(Beginning of EXERCISE INPUTS)

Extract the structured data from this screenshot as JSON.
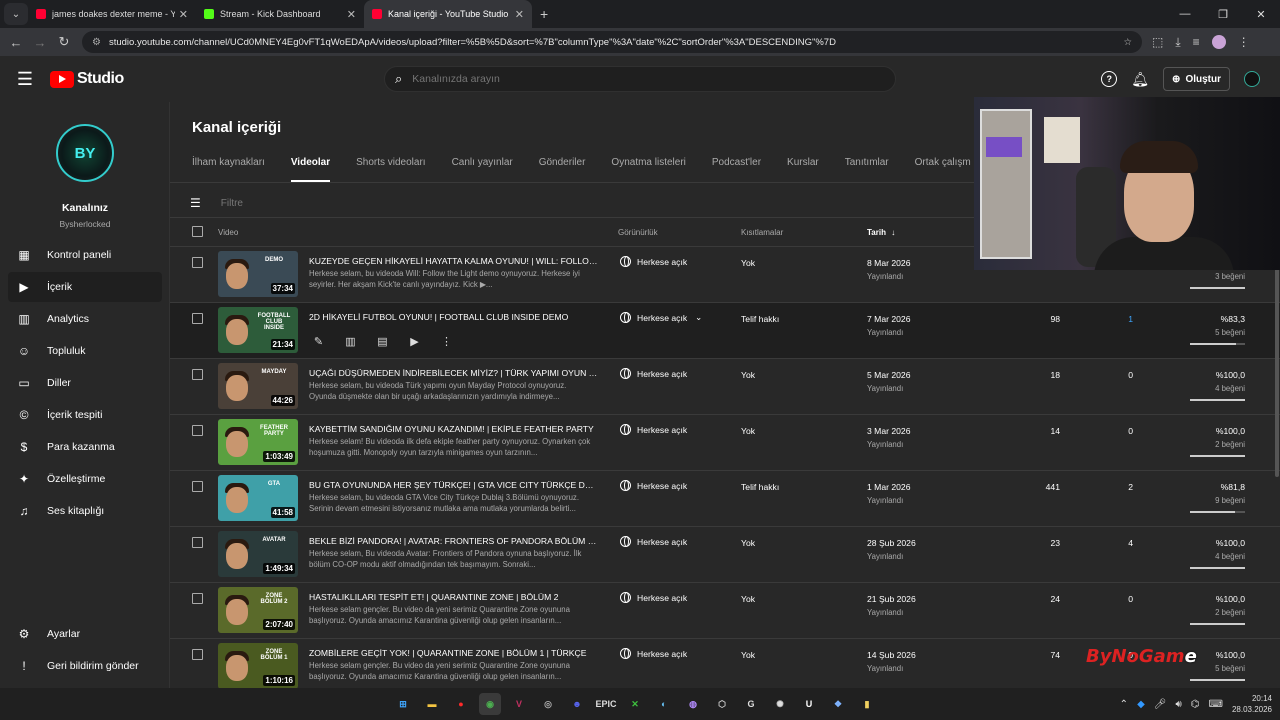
{
  "browser": {
    "tabs": [
      {
        "title": "james doakes dexter meme - Yo",
        "fav_color": "#ff0033"
      },
      {
        "title": "Stream - Kick Dashboard",
        "fav_color": "#53fc18"
      },
      {
        "title": "Kanal içeriği - YouTube Studio",
        "fav_color": "#ff0033"
      }
    ],
    "url": "studio.youtube.com/channel/UCd0MNEY4Eg0vFT1qWoEDApA/videos/upload?filter=%5B%5D&sort=%7B\"columnType\"%3A\"date\"%2C\"sortOrder\"%3A\"DESCENDING\"%7D"
  },
  "header": {
    "logo_text": "Studio",
    "search_placeholder": "Kanalınızda arayın",
    "create_label": "Oluştur"
  },
  "channel": {
    "avatar_text": "BY",
    "name": "Kanalınız",
    "handle": "Bysherlocked"
  },
  "sidebar": {
    "items": [
      {
        "label": "Kontrol paneli",
        "icon": "dashboard-icon",
        "glyph": "▦"
      },
      {
        "label": "İçerik",
        "icon": "content-icon",
        "glyph": "▶"
      },
      {
        "label": "Analytics",
        "icon": "analytics-icon",
        "glyph": "▥"
      },
      {
        "label": "Topluluk",
        "icon": "community-icon",
        "glyph": "☺"
      },
      {
        "label": "Diller",
        "icon": "subtitles-icon",
        "glyph": "▭"
      },
      {
        "label": "İçerik tespiti",
        "icon": "copyright-icon",
        "glyph": "©"
      },
      {
        "label": "Para kazanma",
        "icon": "dollar-icon",
        "glyph": "$"
      },
      {
        "label": "Özelleştirme",
        "icon": "wand-icon",
        "glyph": "✦"
      },
      {
        "label": "Ses kitaplığı",
        "icon": "audio-library-icon",
        "glyph": "♫"
      }
    ],
    "bottom": [
      {
        "label": "Ayarlar",
        "icon": "settings-icon",
        "glyph": "⚙"
      },
      {
        "label": "Geri bildirim gönder",
        "icon": "feedback-icon",
        "glyph": "!"
      }
    ]
  },
  "page": {
    "title": "Kanal içeriği",
    "tabs": [
      "İlham kaynakları",
      "Videolar",
      "Shorts videoları",
      "Canlı yayınlar",
      "Gönderiler",
      "Oynatma listeleri",
      "Podcast'ler",
      "Kurslar",
      "Tanıtımlar",
      "Ortak çalışm"
    ],
    "active_tab": "Videolar",
    "filter_placeholder": "Filtre",
    "columns": {
      "video": "Video",
      "visibility": "Görünürlük",
      "restrictions": "Kısıtlamalar",
      "date": "Tarih"
    }
  },
  "videos": [
    {
      "title": "KUZEYDE GEÇEN HİKAYELİ HAYATTA KALMA OYUNU! | WILL: FOLLOW ...",
      "desc": "Herkese selam, bu videoda Will: Follow the Light demo oynuyoruz. Herkese iyi seyirler. Her akşam Kick'te canlı yayındayız. Kick ▶...",
      "duration": "37:34",
      "visibility": "Herkese açık",
      "restriction": "Yok",
      "date": "8 Mar 2026",
      "date_sub": "Yayınlandı",
      "views": "",
      "comments": "",
      "pct": "",
      "likes": "3 beğeni",
      "like_ratio": 1.0,
      "thumb_bg": "#3a4a55",
      "cap": "DEMO"
    },
    {
      "title": "2D HİKAYELİ FUTBOL OYUNU! | FOOTBALL CLUB INSIDE DEMO",
      "desc": "",
      "duration": "21:34",
      "visibility": "Herkese açık",
      "restriction": "Telif hakkı",
      "date": "7 Mar 2026",
      "date_sub": "Yayınlandı",
      "views": "98",
      "comments": "1",
      "pct": "%83,3",
      "likes": "5 beğeni",
      "like_ratio": 0.833,
      "thumb_bg": "#2d5c3a",
      "cap": "FOOTBALL CLUB INSIDE"
    },
    {
      "title": "UÇAĞI DÜŞÜRMEDEN İNDİREBİLECEK MİYİZ? | TÜRK YAPIMI OYUN MA...",
      "desc": "Herkese selam, bu videoda Türk yapımı oyun Mayday Protocol oynuyoruz. Oyunda düşmekte olan bir uçağı arkadaşlarınızın yardımıyla indirmeye...",
      "duration": "44:26",
      "visibility": "Herkese açık",
      "restriction": "Yok",
      "date": "5 Mar 2026",
      "date_sub": "Yayınlandı",
      "views": "18",
      "comments": "0",
      "pct": "%100,0",
      "likes": "4 beğeni",
      "like_ratio": 1.0,
      "thumb_bg": "#4a4038",
      "cap": "MAYDAY"
    },
    {
      "title": "KAYBETTİM SANDIĞIM OYUNU KAZANDIM! | EKİPLE FEATHER PARTY",
      "desc": "Herkese selam! Bu videoda ilk defa ekiple feather party oynuyoruz. Oynarken çok hoşumuza gitti. Monopoly oyun tarzıyla minigames oyun tarzının...",
      "duration": "1:03:49",
      "visibility": "Herkese açık",
      "restriction": "Yok",
      "date": "3 Mar 2026",
      "date_sub": "Yayınlandı",
      "views": "14",
      "comments": "0",
      "pct": "%100,0",
      "likes": "2 beğeni",
      "like_ratio": 1.0,
      "thumb_bg": "#5aa040",
      "cap": "FEATHER PARTY"
    },
    {
      "title": "BU GTA OYUNUNDA HER ŞEY TÜRKÇE! | GTA VICE CITY TÜRKÇE DUBLA...",
      "desc": "Herkese selam, bu videoda GTA Vice City Türkçe Dublaj 3.Bölümü oynuyoruz. Serinin devam etmesini istiyorsanız mutlaka ama mutlaka yorumlarda belirti...",
      "duration": "41:58",
      "visibility": "Herkese açık",
      "restriction": "Telif hakkı",
      "date": "1 Mar 2026",
      "date_sub": "Yayınlandı",
      "views": "441",
      "comments": "2",
      "pct": "%81,8",
      "likes": "9 beğeni",
      "like_ratio": 0.818,
      "thumb_bg": "#3fa0a8",
      "cap": "GTA"
    },
    {
      "title": "BEKLE BİZİ PANDORA! | AVATAR: FRONTIERS OF PANDORA BÖLÜM 1 | ...",
      "desc": "Herkese selam, Bu videoda Avatar: Frontiers of Pandora oynuna başlıyoruz. İlk bölüm CO-OP modu aktif olmadığından tek başımayım. Sonraki...",
      "duration": "1:49:34",
      "visibility": "Herkese açık",
      "restriction": "Yok",
      "date": "28 Şub 2026",
      "date_sub": "Yayınlandı",
      "views": "23",
      "comments": "4",
      "pct": "%100,0",
      "likes": "4 beğeni",
      "like_ratio": 1.0,
      "thumb_bg": "#2a3a3a",
      "cap": "AVATAR"
    },
    {
      "title": "HASTALIKLILARI TESPİT ET! | QUARANTINE ZONE | BÖLÜM 2",
      "desc": "Herkese selam gençler. Bu video da yeni serimiz Quarantine Zone oyununa başlıyoruz. Oyunda amacımız Karantina güvenliği olup gelen insanların...",
      "duration": "2:07:40",
      "visibility": "Herkese açık",
      "restriction": "Yok",
      "date": "21 Şub 2026",
      "date_sub": "Yayınlandı",
      "views": "24",
      "comments": "0",
      "pct": "%100,0",
      "likes": "2 beğeni",
      "like_ratio": 1.0,
      "thumb_bg": "#5a6a2a",
      "cap": "ZONE BÖLÜM 2"
    },
    {
      "title": "ZOMBİLERE GEÇİT YOK! | QUARANTINE ZONE | BÖLÜM 1 | TÜRKÇE",
      "desc": "Herkese selam gençler. Bu video da yeni serimiz Quarantine Zone oyununa başlıyoruz. Oyunda amacımız Karantina güvenliği olup gelen insanların...",
      "duration": "1:10:16",
      "visibility": "Herkese açık",
      "restriction": "Yok",
      "date": "14 Şub 2026",
      "date_sub": "Yayınlandı",
      "views": "74",
      "comments": "0",
      "pct": "%100,0",
      "likes": "5 beğeni",
      "like_ratio": 1.0,
      "thumb_bg": "#4a5a20",
      "cap": "ZONE BÖLÜM 1"
    }
  ],
  "watermark": {
    "text_a": "ByNoGam",
    "text_b": "e"
  },
  "taskbar": {
    "time": "20:14",
    "date": "28.03.2026",
    "apps": [
      {
        "name": "windows-start-icon",
        "glyph": "⊞",
        "color": "#3fa7ff"
      },
      {
        "name": "file-explorer-icon",
        "glyph": "▬",
        "color": "#f4c542"
      },
      {
        "name": "youtube-music-icon",
        "glyph": "●",
        "color": "#ff2a2a"
      },
      {
        "name": "chrome-icon",
        "glyph": "◉",
        "color": "#4caf50"
      },
      {
        "name": "vegas-icon",
        "glyph": "V",
        "color": "#c03060"
      },
      {
        "name": "obs-icon",
        "glyph": "◎",
        "color": "#aaaaaa"
      },
      {
        "name": "discord-icon",
        "glyph": "☻",
        "color": "#5865f2"
      },
      {
        "name": "epic-games-icon",
        "glyph": "EPIC",
        "color": "#dddddd"
      },
      {
        "name": "xbox-icon",
        "glyph": "✕",
        "color": "#3ec13e"
      },
      {
        "name": "steam-icon",
        "glyph": "◐",
        "color": "#66c0f4"
      },
      {
        "name": "github-icon",
        "glyph": "◍",
        "color": "#b48cff"
      },
      {
        "name": "cube-app-icon",
        "glyph": "⬡",
        "color": "#cccccc"
      },
      {
        "name": "g-app-icon",
        "glyph": "G",
        "color": "#dddddd"
      },
      {
        "name": "gear-app-icon",
        "glyph": "✺",
        "color": "#dddddd"
      },
      {
        "name": "unreal-icon",
        "glyph": "U",
        "color": "#ffffff"
      },
      {
        "name": "network-app-icon",
        "glyph": "❖",
        "color": "#7fb4ff"
      },
      {
        "name": "notes-app-icon",
        "glyph": "▮",
        "color": "#f0d060"
      }
    ]
  }
}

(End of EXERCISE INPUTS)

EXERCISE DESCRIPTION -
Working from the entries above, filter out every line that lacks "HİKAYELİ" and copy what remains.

SOLUTION -
      "title": "KUZEYDE GEÇEN HİKAYELİ HAYATTA KALMA OYUNU! | WILL: FOLLOW ...",
      "title": "2D HİKAYELİ FUTBOL OYUNU! | FOOTBALL CLUB INSIDE DEMO",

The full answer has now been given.